◆ The task ◆
Return every line of the data below that includes the string "description".
**********
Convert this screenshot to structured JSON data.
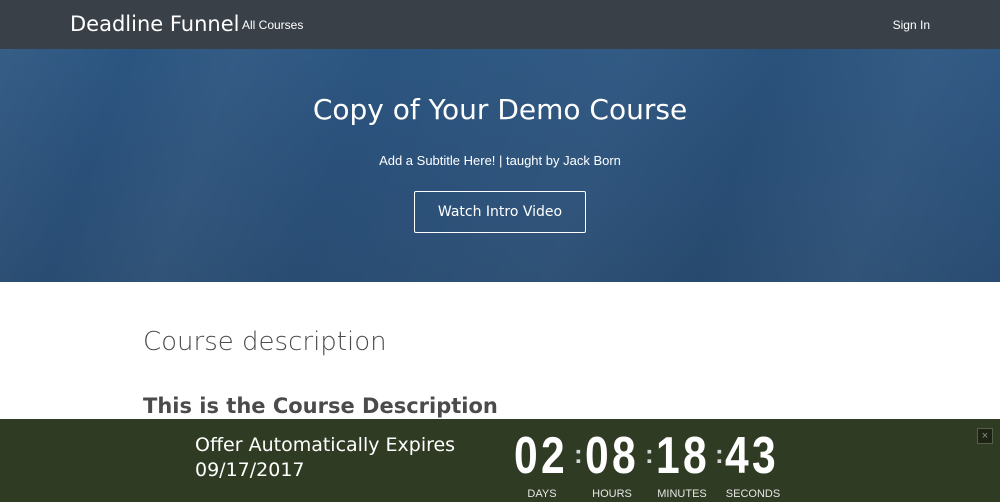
{
  "nav": {
    "brand": "Deadline Funnel",
    "all_courses": "All Courses",
    "sign_in": "Sign In"
  },
  "hero": {
    "title": "Copy of Your Demo Course",
    "subtitle": "Add a Subtitle Here! | taught by Jack Born",
    "intro_button": "Watch Intro Video"
  },
  "content": {
    "section_heading": "Course description",
    "description": "This is the Course Description"
  },
  "countdown": {
    "offer_line1": "Offer Automatically Expires",
    "offer_line2": "09/17/2017",
    "days": "02",
    "hours": "08",
    "minutes": "18",
    "seconds": "43",
    "days_label": "DAYS",
    "hours_label": "HOURS",
    "minutes_label": "MINUTES",
    "seconds_label": "SECONDS",
    "close_symbol": "×"
  },
  "colors": {
    "navbar": "#3a4048",
    "hero": "#2b5580",
    "countdown_bar": "#2f3b23"
  }
}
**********
◆ Solved problem ◆
    "section_heading": "Course description",
    "description": "This is the Course Description"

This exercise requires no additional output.